Extracted entries:
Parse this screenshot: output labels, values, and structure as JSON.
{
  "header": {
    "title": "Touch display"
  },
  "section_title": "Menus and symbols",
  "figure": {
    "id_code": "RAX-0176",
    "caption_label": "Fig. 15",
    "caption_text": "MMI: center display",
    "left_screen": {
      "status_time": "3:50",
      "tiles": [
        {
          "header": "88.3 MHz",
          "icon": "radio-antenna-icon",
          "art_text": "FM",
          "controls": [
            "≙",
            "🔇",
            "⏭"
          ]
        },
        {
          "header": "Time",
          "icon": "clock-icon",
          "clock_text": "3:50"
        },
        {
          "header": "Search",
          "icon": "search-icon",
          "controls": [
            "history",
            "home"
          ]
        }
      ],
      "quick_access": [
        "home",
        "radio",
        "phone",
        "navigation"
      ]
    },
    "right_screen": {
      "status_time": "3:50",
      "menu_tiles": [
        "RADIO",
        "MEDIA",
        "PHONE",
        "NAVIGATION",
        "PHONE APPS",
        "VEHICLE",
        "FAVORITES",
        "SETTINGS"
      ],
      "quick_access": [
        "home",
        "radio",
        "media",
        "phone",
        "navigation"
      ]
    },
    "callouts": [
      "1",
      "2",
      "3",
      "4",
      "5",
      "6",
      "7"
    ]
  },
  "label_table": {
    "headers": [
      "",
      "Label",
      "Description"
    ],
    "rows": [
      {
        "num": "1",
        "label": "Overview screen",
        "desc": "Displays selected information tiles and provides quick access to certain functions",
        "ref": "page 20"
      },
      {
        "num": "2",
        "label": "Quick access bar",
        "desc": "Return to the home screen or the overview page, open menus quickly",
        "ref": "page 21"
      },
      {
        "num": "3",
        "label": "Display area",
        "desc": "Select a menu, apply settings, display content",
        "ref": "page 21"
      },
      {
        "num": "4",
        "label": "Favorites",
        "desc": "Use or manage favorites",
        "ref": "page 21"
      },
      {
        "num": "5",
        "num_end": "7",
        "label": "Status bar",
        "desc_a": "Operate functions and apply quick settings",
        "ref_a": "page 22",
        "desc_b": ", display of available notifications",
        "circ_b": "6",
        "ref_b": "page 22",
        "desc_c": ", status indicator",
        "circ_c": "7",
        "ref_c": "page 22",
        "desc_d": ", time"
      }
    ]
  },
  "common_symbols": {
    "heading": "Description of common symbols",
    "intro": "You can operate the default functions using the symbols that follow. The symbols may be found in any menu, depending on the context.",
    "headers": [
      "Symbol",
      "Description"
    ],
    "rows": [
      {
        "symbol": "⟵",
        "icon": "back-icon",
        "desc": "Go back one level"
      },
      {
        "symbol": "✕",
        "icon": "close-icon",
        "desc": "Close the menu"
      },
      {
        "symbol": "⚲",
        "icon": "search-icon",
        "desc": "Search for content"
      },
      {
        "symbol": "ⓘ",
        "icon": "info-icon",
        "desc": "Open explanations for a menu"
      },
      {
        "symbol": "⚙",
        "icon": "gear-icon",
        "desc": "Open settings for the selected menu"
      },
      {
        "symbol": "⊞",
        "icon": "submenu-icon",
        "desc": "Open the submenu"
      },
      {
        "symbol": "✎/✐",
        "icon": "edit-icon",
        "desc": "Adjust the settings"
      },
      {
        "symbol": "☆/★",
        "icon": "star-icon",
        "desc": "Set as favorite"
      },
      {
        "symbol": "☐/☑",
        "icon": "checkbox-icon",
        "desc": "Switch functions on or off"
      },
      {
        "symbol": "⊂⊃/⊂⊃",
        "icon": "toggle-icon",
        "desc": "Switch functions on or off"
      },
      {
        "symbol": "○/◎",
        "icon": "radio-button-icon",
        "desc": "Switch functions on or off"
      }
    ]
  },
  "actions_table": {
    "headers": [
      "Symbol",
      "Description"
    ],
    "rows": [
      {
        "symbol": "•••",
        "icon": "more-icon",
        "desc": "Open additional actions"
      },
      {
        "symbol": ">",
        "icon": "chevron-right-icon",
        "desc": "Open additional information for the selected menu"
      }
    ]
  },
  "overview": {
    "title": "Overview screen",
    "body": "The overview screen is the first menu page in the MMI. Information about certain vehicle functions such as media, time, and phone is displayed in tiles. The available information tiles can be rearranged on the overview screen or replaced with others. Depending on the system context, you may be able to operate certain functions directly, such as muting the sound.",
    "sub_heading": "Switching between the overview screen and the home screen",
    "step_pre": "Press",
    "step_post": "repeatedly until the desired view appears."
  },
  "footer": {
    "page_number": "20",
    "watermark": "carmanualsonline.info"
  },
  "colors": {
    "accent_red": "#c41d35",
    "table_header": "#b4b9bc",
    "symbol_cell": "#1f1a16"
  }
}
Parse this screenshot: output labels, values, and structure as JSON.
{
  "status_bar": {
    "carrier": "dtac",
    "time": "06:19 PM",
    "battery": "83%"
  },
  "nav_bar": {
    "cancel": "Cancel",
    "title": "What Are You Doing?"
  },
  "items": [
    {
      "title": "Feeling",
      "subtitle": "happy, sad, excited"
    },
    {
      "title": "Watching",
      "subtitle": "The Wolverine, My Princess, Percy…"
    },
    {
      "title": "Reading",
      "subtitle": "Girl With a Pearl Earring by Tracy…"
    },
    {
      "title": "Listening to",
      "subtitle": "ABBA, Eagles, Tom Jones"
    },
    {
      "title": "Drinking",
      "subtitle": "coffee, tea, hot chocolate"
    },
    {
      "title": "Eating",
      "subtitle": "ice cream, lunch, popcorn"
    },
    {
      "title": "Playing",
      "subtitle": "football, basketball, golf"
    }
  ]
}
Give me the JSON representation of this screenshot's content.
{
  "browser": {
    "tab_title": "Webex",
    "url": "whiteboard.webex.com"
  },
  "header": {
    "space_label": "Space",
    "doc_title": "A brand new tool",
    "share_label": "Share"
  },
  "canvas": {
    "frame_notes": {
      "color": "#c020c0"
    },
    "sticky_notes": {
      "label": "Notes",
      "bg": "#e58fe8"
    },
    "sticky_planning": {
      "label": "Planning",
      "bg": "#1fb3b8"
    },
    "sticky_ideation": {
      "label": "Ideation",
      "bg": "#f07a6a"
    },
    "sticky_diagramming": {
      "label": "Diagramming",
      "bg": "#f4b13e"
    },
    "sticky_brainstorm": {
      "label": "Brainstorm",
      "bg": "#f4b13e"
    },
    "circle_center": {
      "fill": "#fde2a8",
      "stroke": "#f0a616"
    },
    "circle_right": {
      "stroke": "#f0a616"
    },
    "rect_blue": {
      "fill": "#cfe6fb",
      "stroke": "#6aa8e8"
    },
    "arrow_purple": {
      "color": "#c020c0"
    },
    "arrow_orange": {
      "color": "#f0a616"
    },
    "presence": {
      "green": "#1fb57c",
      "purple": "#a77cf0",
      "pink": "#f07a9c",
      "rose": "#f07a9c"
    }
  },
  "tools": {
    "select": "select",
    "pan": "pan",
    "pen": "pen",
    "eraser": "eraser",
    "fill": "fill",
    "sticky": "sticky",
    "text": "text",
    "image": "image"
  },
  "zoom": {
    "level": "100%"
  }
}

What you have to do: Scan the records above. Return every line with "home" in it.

Problem solution:
            "home"
        "home",
        "home",
        "desc": "Return to the home screen or the overview page, open menus quickly",
    "sub_heading": "Switching between the overview screen and the home screen",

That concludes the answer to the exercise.